[WHAT IS REQUIRED]:
Using the data below, find how many lines include the word "background" and report that figure alone.

[STUDY MATERIAL]:
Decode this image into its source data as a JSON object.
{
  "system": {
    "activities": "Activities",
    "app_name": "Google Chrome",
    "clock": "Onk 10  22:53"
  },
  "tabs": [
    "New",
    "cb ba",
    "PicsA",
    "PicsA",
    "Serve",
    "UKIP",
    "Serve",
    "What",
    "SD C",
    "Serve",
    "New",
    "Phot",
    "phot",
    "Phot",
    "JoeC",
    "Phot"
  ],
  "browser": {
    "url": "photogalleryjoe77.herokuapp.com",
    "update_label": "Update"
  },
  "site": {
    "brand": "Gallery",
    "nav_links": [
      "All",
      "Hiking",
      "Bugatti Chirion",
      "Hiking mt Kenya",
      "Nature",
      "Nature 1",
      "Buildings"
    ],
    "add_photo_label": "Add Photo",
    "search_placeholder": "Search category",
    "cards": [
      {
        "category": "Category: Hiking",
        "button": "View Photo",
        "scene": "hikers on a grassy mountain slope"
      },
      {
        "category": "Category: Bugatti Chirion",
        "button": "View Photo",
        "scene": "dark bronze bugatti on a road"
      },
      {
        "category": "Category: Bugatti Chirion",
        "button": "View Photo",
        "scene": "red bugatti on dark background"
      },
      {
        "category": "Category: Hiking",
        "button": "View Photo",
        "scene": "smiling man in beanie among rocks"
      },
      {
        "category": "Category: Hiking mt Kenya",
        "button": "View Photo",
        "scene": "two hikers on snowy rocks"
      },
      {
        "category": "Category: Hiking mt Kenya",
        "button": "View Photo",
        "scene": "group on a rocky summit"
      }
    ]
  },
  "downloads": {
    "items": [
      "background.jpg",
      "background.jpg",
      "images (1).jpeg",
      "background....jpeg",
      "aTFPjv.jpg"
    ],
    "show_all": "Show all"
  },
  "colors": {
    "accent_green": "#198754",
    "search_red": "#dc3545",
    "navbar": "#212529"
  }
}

[RESPONSE BOX]:
4